:: RAW DATA ::
- Opening Delimiter -
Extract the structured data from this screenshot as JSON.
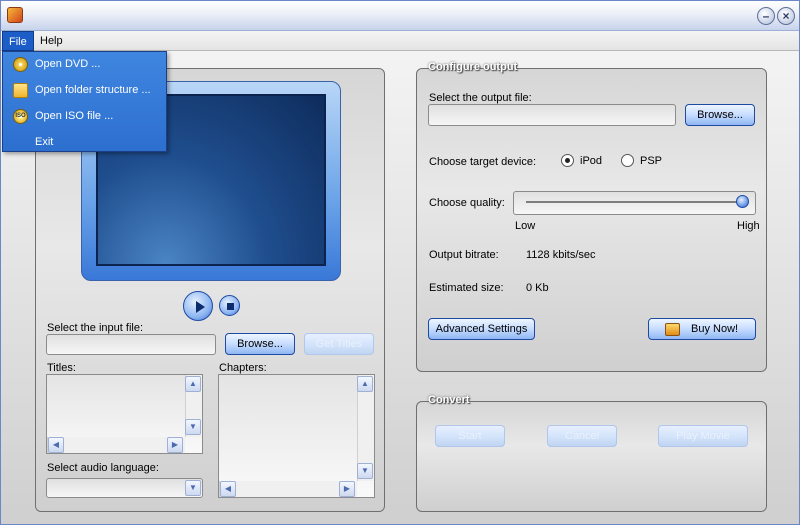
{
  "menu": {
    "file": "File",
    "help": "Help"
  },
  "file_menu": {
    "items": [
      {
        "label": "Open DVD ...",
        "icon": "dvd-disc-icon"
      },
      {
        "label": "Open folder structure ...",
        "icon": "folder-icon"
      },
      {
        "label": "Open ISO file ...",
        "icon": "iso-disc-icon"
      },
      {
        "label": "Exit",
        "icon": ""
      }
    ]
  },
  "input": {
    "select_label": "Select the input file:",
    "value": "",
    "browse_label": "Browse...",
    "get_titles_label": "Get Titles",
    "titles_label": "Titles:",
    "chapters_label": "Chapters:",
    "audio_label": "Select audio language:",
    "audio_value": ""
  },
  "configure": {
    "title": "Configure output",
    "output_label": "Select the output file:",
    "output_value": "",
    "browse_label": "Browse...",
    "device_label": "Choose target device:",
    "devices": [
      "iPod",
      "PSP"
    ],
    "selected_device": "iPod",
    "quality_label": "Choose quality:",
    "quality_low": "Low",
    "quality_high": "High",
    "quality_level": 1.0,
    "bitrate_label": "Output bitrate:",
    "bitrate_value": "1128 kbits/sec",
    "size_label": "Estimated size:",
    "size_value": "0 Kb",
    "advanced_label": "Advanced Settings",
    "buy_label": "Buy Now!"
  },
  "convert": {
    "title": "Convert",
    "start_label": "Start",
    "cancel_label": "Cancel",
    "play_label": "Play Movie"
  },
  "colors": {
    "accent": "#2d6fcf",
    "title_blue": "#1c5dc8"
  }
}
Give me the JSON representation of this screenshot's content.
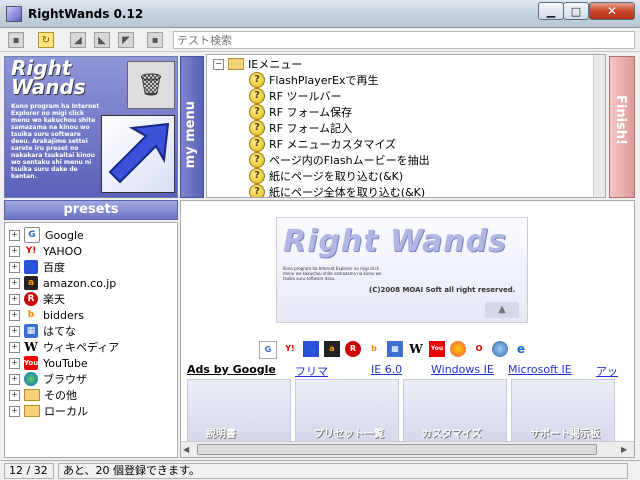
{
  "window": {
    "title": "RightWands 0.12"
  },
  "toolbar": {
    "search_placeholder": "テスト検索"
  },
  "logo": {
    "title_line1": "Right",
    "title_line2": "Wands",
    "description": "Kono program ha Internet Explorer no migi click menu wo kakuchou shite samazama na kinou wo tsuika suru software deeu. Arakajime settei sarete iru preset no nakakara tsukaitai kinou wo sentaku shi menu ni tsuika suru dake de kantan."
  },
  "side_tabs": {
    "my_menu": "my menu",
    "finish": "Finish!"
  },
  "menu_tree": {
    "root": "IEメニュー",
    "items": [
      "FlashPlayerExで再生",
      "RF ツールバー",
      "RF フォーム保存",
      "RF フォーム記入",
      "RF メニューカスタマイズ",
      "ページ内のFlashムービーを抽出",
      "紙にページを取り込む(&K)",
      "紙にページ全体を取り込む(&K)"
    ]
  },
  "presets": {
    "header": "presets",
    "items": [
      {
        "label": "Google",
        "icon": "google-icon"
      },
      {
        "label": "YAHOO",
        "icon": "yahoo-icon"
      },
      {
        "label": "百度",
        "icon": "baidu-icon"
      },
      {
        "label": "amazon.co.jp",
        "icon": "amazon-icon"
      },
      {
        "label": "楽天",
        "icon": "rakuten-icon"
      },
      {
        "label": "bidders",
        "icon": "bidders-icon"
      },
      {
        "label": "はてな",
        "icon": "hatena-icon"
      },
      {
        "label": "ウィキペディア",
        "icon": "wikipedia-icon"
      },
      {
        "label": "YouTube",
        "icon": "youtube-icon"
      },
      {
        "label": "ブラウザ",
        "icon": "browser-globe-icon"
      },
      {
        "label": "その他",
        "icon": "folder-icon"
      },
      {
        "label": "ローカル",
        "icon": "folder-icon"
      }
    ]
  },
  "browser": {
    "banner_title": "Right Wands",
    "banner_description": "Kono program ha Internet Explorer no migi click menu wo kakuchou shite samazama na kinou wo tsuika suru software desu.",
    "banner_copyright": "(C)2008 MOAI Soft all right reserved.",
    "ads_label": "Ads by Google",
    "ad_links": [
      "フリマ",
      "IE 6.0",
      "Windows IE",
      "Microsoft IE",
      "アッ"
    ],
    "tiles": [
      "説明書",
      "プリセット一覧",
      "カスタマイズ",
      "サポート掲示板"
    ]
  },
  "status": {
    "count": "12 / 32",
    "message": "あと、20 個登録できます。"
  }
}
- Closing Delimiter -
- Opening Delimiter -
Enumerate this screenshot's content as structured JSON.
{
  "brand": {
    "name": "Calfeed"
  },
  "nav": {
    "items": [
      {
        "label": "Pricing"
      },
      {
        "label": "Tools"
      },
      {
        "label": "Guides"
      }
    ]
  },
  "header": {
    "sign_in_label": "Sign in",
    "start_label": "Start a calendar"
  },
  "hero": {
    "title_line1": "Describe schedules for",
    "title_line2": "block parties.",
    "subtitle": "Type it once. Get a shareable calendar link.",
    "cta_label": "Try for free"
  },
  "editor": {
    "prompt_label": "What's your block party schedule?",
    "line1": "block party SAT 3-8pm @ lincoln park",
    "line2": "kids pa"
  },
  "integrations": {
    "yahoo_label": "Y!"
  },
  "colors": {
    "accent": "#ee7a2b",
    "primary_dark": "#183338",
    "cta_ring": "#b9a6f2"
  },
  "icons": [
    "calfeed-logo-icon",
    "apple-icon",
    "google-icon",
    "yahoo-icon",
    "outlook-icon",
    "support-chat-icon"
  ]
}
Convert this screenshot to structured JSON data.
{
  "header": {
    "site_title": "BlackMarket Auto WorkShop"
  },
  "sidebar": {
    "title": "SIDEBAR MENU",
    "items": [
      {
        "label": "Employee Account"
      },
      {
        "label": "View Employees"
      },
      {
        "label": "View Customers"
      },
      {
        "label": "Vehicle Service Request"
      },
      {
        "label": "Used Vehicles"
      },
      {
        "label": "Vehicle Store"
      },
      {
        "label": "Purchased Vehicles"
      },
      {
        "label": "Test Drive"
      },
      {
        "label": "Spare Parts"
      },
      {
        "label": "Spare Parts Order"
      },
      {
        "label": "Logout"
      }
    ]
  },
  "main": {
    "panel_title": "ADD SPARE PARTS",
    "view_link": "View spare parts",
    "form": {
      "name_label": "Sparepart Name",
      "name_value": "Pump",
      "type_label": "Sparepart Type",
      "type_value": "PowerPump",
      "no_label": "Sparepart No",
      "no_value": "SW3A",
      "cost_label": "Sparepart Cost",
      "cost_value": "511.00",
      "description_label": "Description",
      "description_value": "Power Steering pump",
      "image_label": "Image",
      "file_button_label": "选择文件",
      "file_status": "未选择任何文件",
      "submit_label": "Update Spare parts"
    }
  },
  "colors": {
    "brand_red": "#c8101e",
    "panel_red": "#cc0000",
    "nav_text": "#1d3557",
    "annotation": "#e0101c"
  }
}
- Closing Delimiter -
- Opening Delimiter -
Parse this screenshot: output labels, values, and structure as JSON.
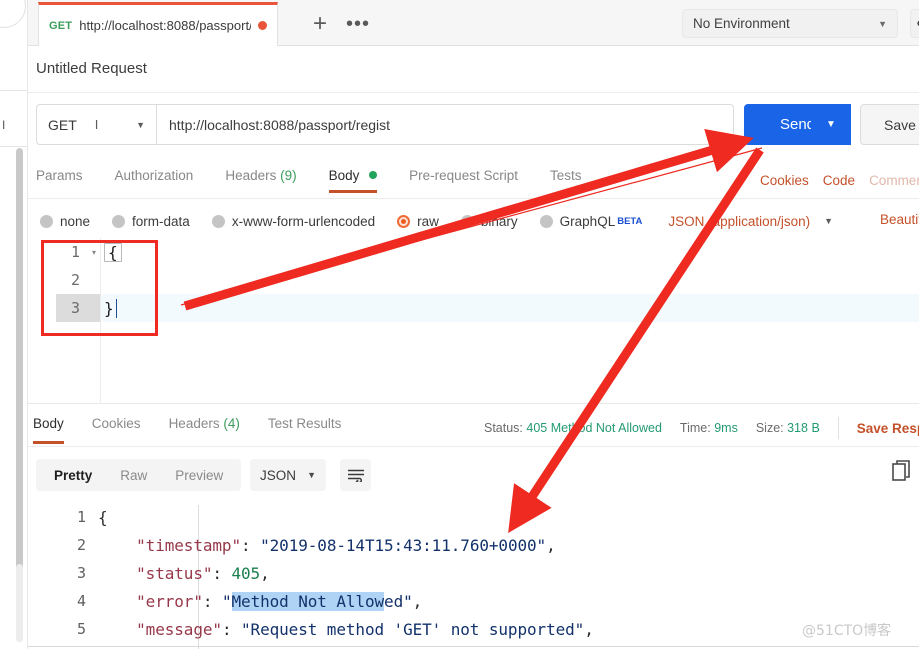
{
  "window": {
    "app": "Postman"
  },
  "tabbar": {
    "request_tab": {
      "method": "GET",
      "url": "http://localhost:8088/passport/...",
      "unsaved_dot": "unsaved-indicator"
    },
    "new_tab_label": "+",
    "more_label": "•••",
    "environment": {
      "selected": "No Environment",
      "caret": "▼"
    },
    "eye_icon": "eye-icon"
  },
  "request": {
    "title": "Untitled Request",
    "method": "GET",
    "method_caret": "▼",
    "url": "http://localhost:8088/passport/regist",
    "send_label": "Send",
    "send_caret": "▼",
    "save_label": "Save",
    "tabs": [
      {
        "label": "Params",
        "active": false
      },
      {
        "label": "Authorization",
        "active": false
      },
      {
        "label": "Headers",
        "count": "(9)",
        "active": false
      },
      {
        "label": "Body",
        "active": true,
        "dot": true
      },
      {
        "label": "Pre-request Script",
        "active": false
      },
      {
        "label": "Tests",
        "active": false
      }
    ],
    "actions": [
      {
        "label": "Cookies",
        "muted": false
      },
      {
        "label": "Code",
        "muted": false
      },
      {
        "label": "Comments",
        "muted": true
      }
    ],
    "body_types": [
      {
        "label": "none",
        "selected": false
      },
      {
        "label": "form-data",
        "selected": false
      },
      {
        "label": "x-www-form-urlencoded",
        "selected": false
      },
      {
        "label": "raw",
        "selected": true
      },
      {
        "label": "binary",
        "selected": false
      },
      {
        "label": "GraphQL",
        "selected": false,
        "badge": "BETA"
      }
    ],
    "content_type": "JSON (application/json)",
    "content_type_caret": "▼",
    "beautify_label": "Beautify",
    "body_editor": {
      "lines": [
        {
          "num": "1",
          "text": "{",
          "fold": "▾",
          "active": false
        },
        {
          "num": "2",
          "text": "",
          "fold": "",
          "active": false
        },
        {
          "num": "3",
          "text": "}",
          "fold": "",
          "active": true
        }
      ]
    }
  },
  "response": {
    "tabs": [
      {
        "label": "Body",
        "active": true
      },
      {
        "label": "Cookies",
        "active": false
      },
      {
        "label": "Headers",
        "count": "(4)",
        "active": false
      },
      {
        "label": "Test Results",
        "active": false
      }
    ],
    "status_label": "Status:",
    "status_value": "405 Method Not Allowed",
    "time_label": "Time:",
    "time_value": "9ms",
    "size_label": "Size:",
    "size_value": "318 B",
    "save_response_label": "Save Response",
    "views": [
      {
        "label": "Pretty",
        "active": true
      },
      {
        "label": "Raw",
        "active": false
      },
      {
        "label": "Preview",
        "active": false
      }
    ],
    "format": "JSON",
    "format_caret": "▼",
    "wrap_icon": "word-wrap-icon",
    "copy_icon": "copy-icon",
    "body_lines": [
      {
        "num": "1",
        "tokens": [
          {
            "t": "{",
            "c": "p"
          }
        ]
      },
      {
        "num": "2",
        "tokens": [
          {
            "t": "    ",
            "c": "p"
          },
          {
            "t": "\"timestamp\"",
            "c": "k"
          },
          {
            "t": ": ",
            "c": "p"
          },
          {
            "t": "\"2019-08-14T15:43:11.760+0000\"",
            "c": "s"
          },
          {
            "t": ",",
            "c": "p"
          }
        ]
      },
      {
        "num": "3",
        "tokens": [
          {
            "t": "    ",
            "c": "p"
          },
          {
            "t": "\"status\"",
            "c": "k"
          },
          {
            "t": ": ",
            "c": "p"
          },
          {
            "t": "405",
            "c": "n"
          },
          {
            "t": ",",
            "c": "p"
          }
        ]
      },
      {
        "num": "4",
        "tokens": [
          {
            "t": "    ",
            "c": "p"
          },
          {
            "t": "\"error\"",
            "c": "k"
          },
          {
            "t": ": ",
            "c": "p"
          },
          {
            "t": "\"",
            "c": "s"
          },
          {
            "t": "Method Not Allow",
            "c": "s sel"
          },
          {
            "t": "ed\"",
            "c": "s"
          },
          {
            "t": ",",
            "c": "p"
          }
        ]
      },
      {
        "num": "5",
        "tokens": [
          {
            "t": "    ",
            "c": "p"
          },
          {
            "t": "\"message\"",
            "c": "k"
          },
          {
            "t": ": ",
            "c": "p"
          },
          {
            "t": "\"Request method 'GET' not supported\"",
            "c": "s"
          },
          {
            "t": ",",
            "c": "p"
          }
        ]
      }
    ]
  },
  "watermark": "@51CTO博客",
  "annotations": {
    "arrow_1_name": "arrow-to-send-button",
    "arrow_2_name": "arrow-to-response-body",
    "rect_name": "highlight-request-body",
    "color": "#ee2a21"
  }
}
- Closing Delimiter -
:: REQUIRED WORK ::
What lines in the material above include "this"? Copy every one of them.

:: RESULT OF THE TASK ::
Extract the structured data from this screenshot as JSON.
Give me the JSON representation of this screenshot's content.
Enumerate this screenshot's content as structured JSON.
Convert this screenshot to structured JSON data.
Parse this screenshot: output labels, values, and structure as JSON.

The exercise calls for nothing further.